⟨
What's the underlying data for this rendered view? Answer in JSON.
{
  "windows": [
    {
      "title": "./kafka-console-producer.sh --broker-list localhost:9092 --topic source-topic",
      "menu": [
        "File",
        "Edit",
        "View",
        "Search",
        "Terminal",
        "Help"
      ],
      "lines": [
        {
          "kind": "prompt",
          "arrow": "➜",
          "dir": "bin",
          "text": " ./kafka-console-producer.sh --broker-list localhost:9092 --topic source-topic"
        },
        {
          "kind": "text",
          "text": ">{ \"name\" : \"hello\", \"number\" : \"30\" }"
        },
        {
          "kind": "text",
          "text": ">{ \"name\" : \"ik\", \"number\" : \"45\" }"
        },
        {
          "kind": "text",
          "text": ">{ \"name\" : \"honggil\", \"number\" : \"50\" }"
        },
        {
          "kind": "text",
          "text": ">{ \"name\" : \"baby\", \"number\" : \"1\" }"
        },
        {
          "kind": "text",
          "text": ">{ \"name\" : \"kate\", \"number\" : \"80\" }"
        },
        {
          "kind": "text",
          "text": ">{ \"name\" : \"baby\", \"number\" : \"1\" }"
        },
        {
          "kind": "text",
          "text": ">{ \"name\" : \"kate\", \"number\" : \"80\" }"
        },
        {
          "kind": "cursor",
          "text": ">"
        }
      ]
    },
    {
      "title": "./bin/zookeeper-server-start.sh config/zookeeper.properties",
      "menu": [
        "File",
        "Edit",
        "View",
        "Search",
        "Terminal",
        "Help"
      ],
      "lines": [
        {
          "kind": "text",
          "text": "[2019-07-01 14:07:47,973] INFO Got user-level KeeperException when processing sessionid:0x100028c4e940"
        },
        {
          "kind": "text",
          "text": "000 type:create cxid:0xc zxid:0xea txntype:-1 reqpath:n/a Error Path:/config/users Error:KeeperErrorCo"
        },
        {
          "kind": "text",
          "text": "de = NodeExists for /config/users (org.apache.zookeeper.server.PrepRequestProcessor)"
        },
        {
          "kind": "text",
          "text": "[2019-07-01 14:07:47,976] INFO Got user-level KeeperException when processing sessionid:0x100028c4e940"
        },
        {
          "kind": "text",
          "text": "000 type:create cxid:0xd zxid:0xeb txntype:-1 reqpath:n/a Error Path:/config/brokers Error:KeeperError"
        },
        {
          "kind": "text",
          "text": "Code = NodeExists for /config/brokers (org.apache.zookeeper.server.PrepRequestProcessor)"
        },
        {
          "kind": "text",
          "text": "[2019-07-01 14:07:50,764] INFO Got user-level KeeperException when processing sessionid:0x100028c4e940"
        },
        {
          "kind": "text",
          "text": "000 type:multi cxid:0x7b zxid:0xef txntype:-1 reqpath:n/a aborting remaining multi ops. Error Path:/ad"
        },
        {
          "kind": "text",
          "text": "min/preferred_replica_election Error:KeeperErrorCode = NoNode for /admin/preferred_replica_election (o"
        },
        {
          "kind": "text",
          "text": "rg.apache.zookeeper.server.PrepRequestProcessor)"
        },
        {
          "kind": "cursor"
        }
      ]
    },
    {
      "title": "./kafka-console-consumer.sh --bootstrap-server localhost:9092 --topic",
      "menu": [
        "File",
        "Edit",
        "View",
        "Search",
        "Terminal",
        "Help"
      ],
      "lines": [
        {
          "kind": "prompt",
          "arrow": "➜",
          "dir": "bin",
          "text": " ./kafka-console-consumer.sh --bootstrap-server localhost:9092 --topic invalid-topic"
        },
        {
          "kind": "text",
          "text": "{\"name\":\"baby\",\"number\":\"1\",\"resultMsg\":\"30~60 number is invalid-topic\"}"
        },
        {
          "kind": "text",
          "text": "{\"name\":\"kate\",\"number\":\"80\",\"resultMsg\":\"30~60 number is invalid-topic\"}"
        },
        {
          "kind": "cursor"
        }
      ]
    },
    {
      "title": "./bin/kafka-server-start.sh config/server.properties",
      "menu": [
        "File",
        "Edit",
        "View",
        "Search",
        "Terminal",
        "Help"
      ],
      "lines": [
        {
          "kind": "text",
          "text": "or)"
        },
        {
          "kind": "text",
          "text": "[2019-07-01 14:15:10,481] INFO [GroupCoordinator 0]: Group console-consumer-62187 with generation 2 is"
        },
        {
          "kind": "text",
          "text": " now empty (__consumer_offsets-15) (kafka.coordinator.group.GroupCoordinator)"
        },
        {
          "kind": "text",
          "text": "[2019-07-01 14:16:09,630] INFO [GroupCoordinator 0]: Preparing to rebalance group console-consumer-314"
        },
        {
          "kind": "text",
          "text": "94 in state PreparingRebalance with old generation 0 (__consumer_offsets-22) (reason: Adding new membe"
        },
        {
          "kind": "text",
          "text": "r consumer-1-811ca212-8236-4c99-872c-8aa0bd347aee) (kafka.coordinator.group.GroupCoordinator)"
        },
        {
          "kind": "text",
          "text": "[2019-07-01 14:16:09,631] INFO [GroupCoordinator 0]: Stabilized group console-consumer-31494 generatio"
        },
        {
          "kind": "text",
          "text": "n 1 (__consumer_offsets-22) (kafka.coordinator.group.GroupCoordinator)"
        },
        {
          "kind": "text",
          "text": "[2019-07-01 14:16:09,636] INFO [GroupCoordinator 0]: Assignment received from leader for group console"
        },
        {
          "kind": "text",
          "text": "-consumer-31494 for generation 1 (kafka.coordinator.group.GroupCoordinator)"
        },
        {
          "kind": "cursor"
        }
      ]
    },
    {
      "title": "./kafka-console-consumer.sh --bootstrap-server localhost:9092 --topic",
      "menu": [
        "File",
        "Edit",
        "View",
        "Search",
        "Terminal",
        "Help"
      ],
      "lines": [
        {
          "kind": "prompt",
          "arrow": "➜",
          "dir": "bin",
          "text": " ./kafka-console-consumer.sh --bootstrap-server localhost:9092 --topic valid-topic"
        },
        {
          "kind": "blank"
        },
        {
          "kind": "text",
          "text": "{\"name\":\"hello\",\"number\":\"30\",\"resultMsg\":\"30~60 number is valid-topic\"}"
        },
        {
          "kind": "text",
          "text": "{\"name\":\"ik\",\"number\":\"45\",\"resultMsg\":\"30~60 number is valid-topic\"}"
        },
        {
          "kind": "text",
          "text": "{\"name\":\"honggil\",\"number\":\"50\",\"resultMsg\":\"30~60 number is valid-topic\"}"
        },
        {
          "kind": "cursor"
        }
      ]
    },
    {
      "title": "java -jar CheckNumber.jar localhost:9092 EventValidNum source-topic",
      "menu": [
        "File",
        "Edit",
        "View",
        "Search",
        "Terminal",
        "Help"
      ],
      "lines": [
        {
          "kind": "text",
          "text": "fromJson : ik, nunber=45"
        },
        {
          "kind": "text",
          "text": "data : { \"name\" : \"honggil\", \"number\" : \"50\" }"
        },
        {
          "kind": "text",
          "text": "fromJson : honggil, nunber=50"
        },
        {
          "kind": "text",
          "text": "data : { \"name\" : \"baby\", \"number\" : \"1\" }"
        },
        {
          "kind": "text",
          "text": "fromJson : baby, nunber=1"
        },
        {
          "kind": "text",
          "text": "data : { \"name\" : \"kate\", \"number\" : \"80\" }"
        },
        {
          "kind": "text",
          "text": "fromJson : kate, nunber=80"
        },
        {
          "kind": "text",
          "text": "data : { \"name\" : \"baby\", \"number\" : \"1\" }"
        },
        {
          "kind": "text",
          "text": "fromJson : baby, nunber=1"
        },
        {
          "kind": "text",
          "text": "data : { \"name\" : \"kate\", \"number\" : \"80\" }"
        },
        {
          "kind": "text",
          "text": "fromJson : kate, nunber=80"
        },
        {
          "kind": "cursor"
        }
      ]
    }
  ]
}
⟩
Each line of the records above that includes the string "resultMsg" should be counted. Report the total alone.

5